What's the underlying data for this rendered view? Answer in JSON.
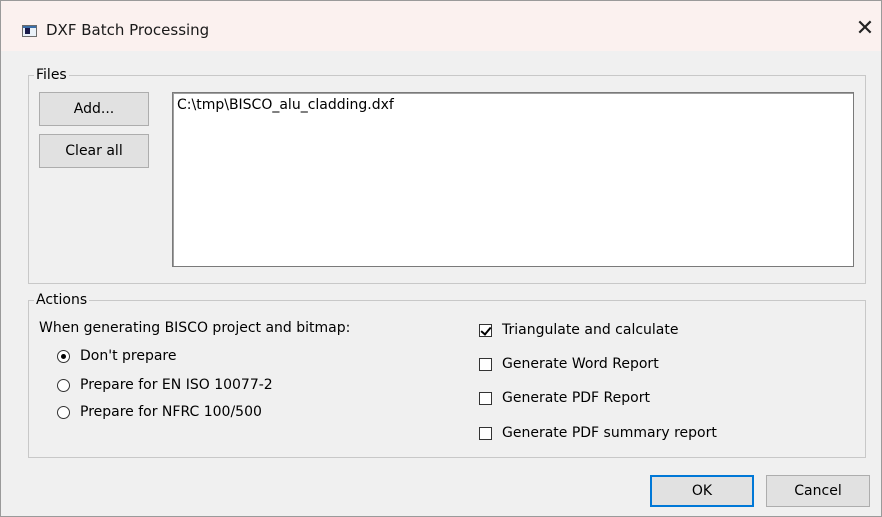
{
  "window": {
    "title": "DXF Batch Processing",
    "close_glyph": "✕"
  },
  "files": {
    "legend": "Files",
    "add_label": "Add...",
    "clear_label": "Clear all",
    "items": [
      "C:\\tmp\\BISCO_alu_cladding.dxf"
    ]
  },
  "actions": {
    "legend": "Actions",
    "prompt": "When generating BISCO project and bitmap:",
    "radios": [
      {
        "label": "Don't prepare",
        "checked": true
      },
      {
        "label": "Prepare for EN ISO 10077-2",
        "checked": false
      },
      {
        "label": "Prepare for NFRC 100/500",
        "checked": false
      }
    ],
    "checks": [
      {
        "label": "Triangulate and calculate",
        "checked": true
      },
      {
        "label": "Generate Word Report",
        "checked": false
      },
      {
        "label": "Generate PDF Report",
        "checked": false
      },
      {
        "label": "Generate PDF summary report",
        "checked": false
      }
    ]
  },
  "footer": {
    "ok_label": "OK",
    "cancel_label": "Cancel"
  },
  "colors": {
    "titlebar": "#fbf1ef",
    "dialog_bg": "#f0f0f0",
    "default_button_border": "#0078d7"
  }
}
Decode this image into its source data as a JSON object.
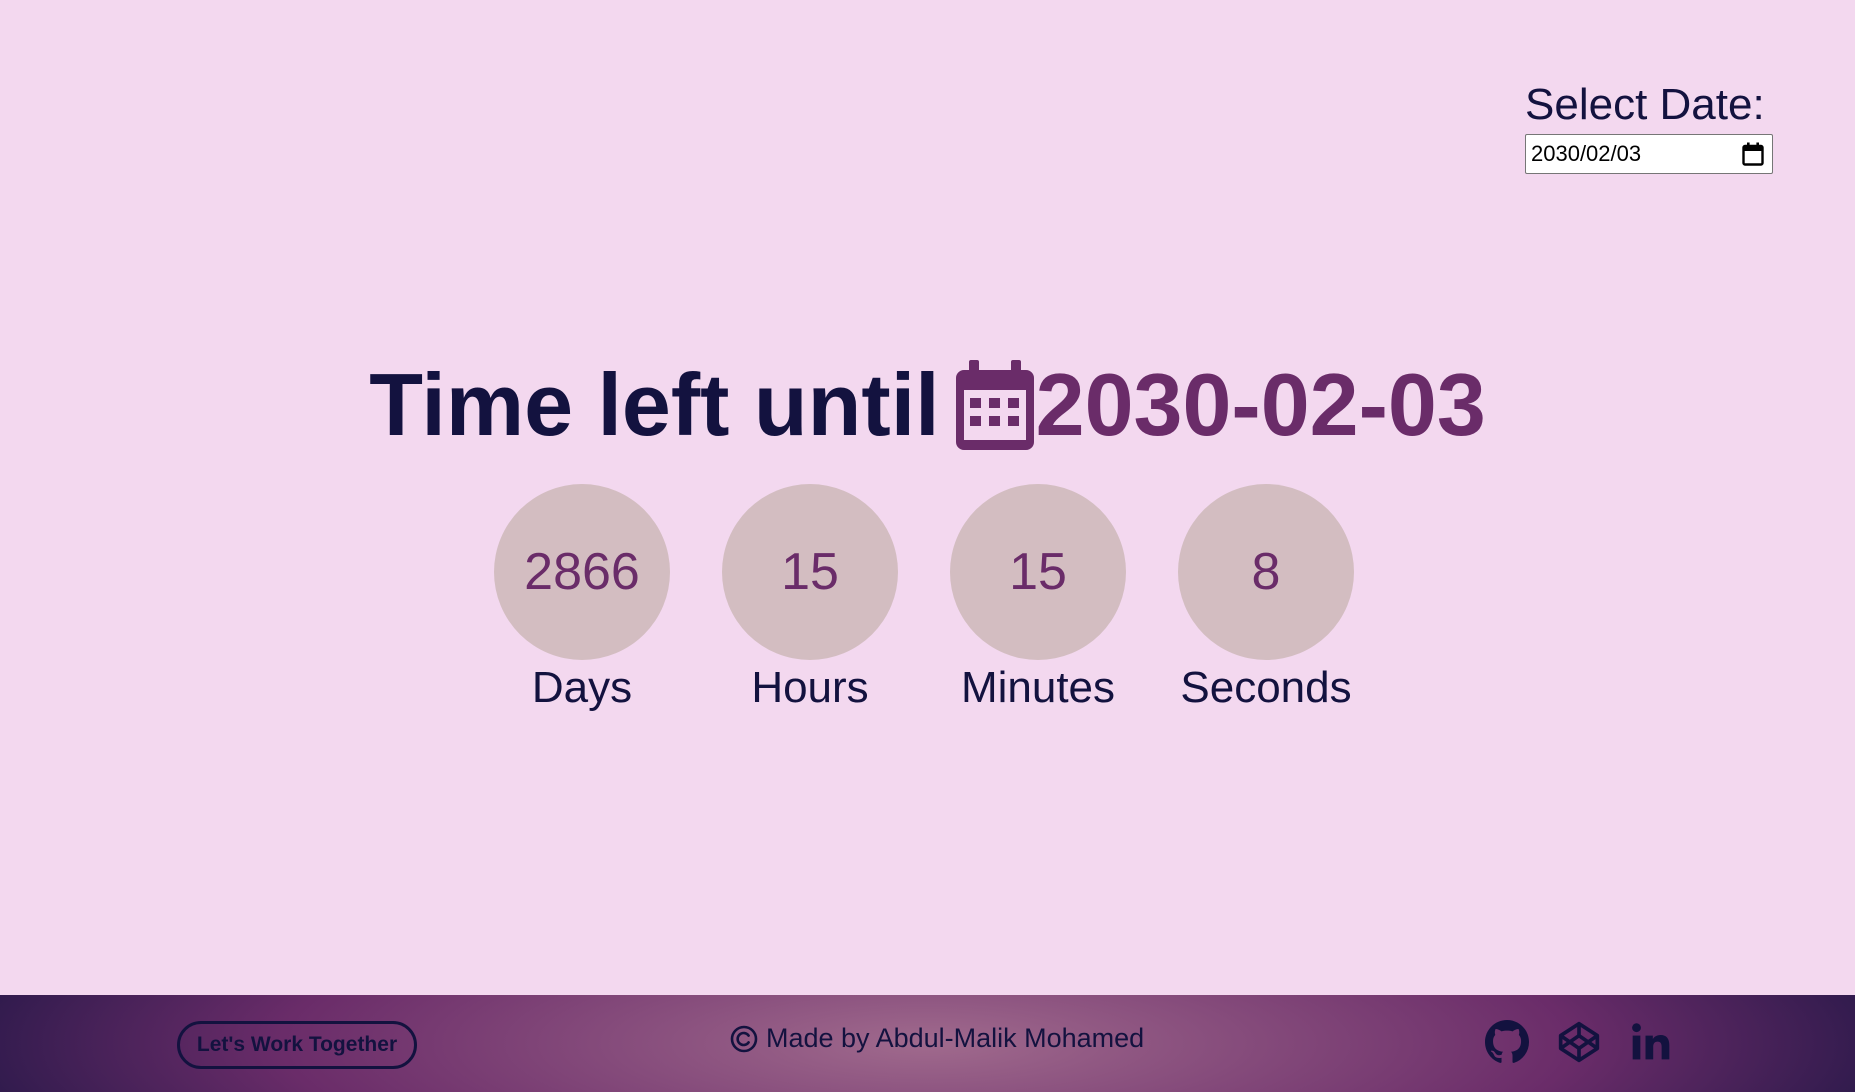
{
  "date_picker": {
    "label": "Select Date:",
    "value": "2030/02/03",
    "calendar_icon": "calendar-icon"
  },
  "heading": {
    "prefix": "Time left until",
    "icon": "calendar-icon",
    "target_date": "2030-02-03"
  },
  "countdown": {
    "days": {
      "value": "2866",
      "label": "Days"
    },
    "hours": {
      "value": "15",
      "label": "Hours"
    },
    "minutes": {
      "value": "15",
      "label": "Minutes"
    },
    "seconds": {
      "value": "8",
      "label": "Seconds"
    }
  },
  "footer": {
    "cta_label": "Let's Work Together",
    "credit": "Made by Abdul-Malik Mohamed",
    "copyright_icon": "copyright-icon",
    "socials": [
      {
        "icon": "github-icon"
      },
      {
        "icon": "codepen-icon"
      },
      {
        "icon": "linkedin-icon"
      }
    ]
  },
  "colors": {
    "background": "#f3d8ef",
    "text_dark": "#13123f",
    "accent": "#6a2c69",
    "circle": "#d3bdc1"
  }
}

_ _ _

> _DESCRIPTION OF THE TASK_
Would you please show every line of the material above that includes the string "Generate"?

> _EXERCISE OUTPUT_
        "label": "Generate Word Report",
        "label": "Generate PDF Report",
        "label": "Generate PDF summary report",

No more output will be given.